Death had not witnessed the event personally, but knew it as if they had been standing there when it happened. Humans seemed to assume that Death was always present to witness a moment of tragedy no matter how impractical that would be in reality, especially if the incident itself was not immediately fatal. Death was far too busy to just hang around and watch things happen. With assumptions like these, it was no wonder that humans always seemed to be in such a hurry.
The familiar metallic whine of an approaching subway train echoed down the tunnel. Everyone turned to watch its arrival except for Death, who stared forward, directly at the woman carrying the bike. The train began screeching to a halt and everyone stepped collectively forward. Death moved in closer and the gap between them and the woman with the bike disappeared. The train doors opened and people poured out onto the subway platform like water out of a breached sea wall.

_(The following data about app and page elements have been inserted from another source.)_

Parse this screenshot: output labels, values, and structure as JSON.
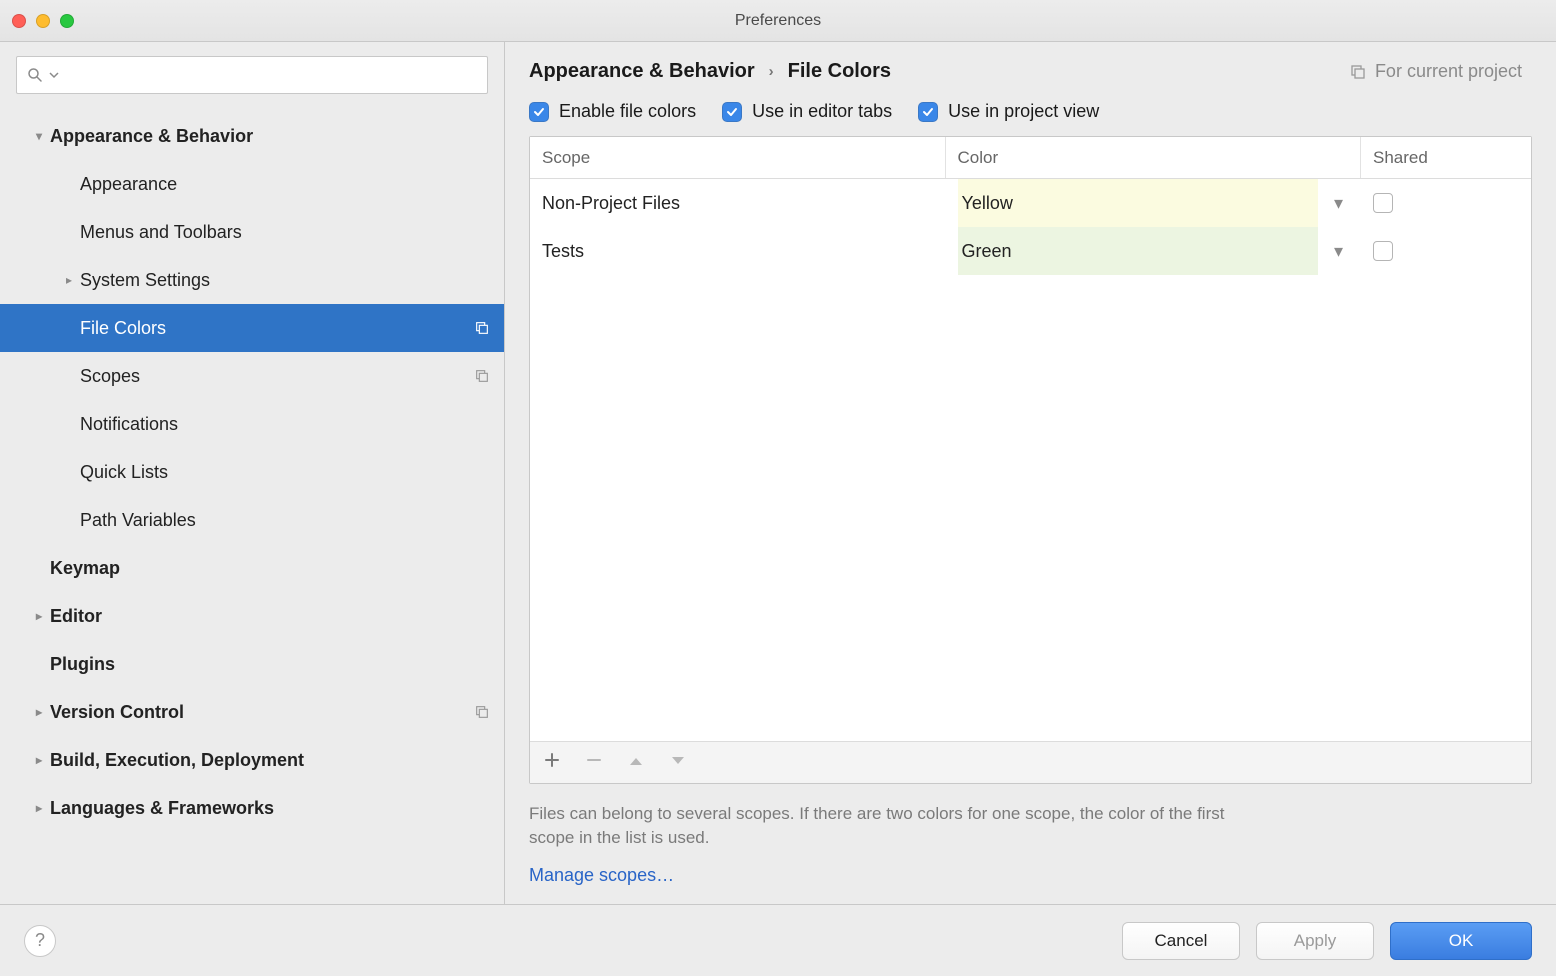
{
  "window": {
    "title": "Preferences"
  },
  "search": {
    "placeholder": ""
  },
  "sidebar": {
    "items": [
      {
        "label": "Appearance & Behavior",
        "level": 0,
        "arrow": "down",
        "selected": false,
        "badge": false
      },
      {
        "label": "Appearance",
        "level": 1,
        "arrow": "",
        "selected": false,
        "badge": false
      },
      {
        "label": "Menus and Toolbars",
        "level": 1,
        "arrow": "",
        "selected": false,
        "badge": false
      },
      {
        "label": "System Settings",
        "level": 1,
        "arrow": "right",
        "selected": false,
        "badge": false
      },
      {
        "label": "File Colors",
        "level": 1,
        "arrow": "",
        "selected": true,
        "badge": true
      },
      {
        "label": "Scopes",
        "level": 1,
        "arrow": "",
        "selected": false,
        "badge": true
      },
      {
        "label": "Notifications",
        "level": 1,
        "arrow": "",
        "selected": false,
        "badge": false
      },
      {
        "label": "Quick Lists",
        "level": 1,
        "arrow": "",
        "selected": false,
        "badge": false
      },
      {
        "label": "Path Variables",
        "level": 1,
        "arrow": "",
        "selected": false,
        "badge": false
      },
      {
        "label": "Keymap",
        "level": 0,
        "arrow": "",
        "selected": false,
        "badge": false
      },
      {
        "label": "Editor",
        "level": 0,
        "arrow": "right",
        "selected": false,
        "badge": false
      },
      {
        "label": "Plugins",
        "level": 0,
        "arrow": "",
        "selected": false,
        "badge": false
      },
      {
        "label": "Version Control",
        "level": 0,
        "arrow": "right",
        "selected": false,
        "badge": true
      },
      {
        "label": "Build, Execution, Deployment",
        "level": 0,
        "arrow": "right",
        "selected": false,
        "badge": false
      },
      {
        "label": "Languages & Frameworks",
        "level": 0,
        "arrow": "right",
        "selected": false,
        "badge": false
      }
    ]
  },
  "header": {
    "crumb0": "Appearance & Behavior",
    "crumb1": "File Colors",
    "project_tag": "For current project"
  },
  "checks": {
    "enable": "Enable file colors",
    "tabs": "Use in editor tabs",
    "project": "Use in project view"
  },
  "table": {
    "headers": {
      "scope": "Scope",
      "color": "Color",
      "shared": "Shared"
    },
    "rows": [
      {
        "scope": "Non-Project Files",
        "color": "Yellow",
        "swatch": "color-yellow",
        "shared": false
      },
      {
        "scope": "Tests",
        "color": "Green",
        "swatch": "color-green",
        "shared": false
      }
    ]
  },
  "hint": "Files can belong to several scopes. If there are two colors for one scope, the color of the first scope in the list is used.",
  "link": "Manage scopes…",
  "footer": {
    "cancel": "Cancel",
    "apply": "Apply",
    "ok": "OK"
  }
}
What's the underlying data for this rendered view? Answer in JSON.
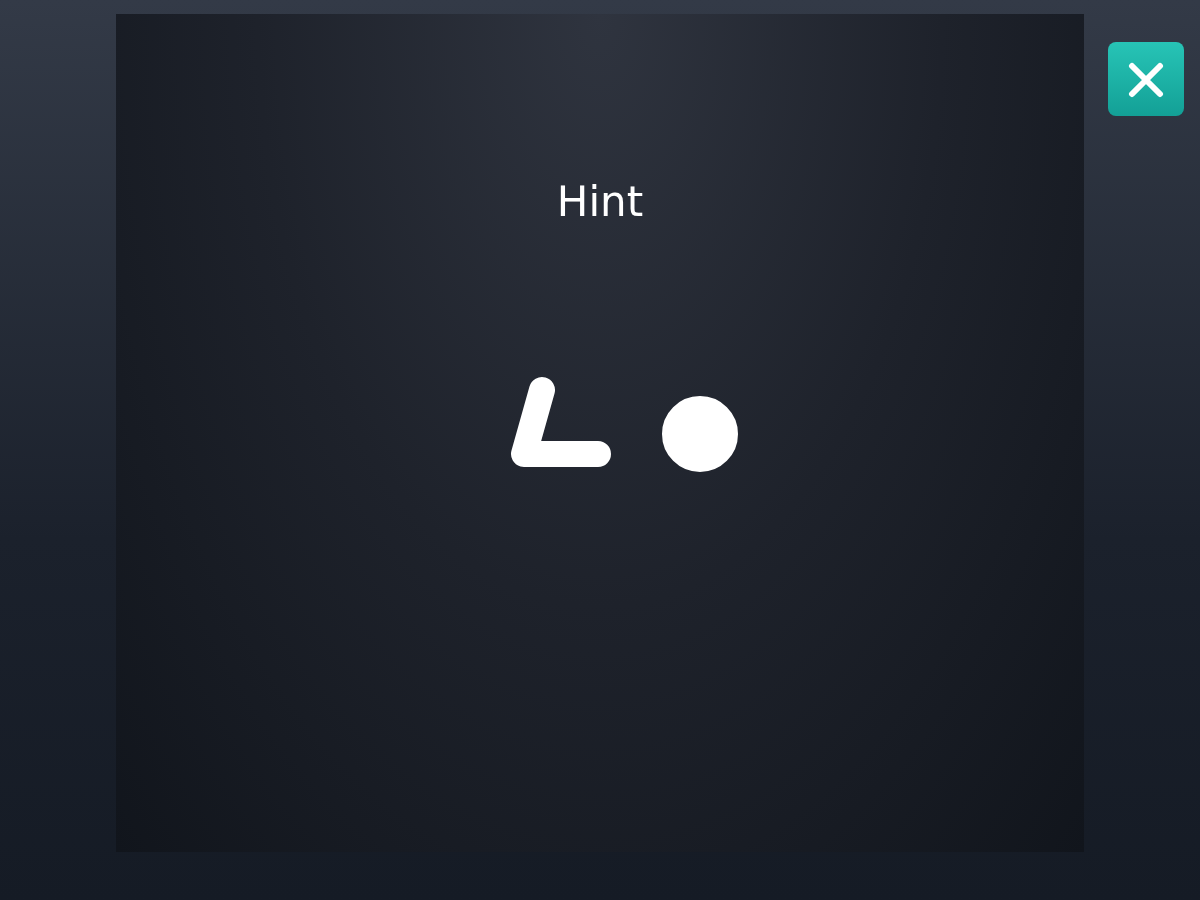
{
  "panel": {
    "title": "Hint"
  }
}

"Deborah Steinhardt," Death said in a dry and monotone voice. The sound was immediately lost in the shuffle and chatter of a hundred busy people. "Aged twenty-four years, nine months, seventeen days, twenty-two hours, forty-eight minutes, and eight seconds."
The crowd on the platform surged forward as soon as those exiting the train were clear. Julia and the other three women shot past Deborah and towards the entrance.
"Come on, Deb!" one of the women called behind them.
Whether or not Deborah heard the woman, she made no attempts to follow the crowd into the train. She stood rooted at the edge of the platform, body rigid, eyes wide, bicycle gripped tightly in her hand.
"Two fractured ribs - right side - sprained right wrist, internal bleeding."
Deborah began to tremble, very slightly at first, and Death slowly reached out a hand towards the woman.
"Deb, come on!"
The other women were already on the train and were only now turning around to see that their friend hadn't moved. A handful of people were still darting past her, each of them in too much of a hurry to notice the woman. Deborah's whole body shook now and a low gurgling escaped from her lips. It sounded as if something wet was choking its way up her throat. Death's hand was mere centimeters away.
"Deborah Steinhardt," Death repeated. "Return to dust."
As the train door closed, Death touched a finger to Deborah's back and the woman slumped onto the concrete. Her body was a grotesque heap of strangely contorted limbs all held up by the arm that was caught and dangling from the bike she had been carrying. A few stragglers stopped and turned to look at the spectacle with wide eyes and gaping mouths, as did a fresh group of commuters that had just made their way across the platform from the stairs. The four women could only watch helplessly as the train began to pull away, carrying them and their horrified faces away from their fallen companion. Death quietly let themself be engulfed into the growing crowd and eventually disappeared. They had work to do. After all, what was it that the humans often said? Those who weren't busy living were busy dying.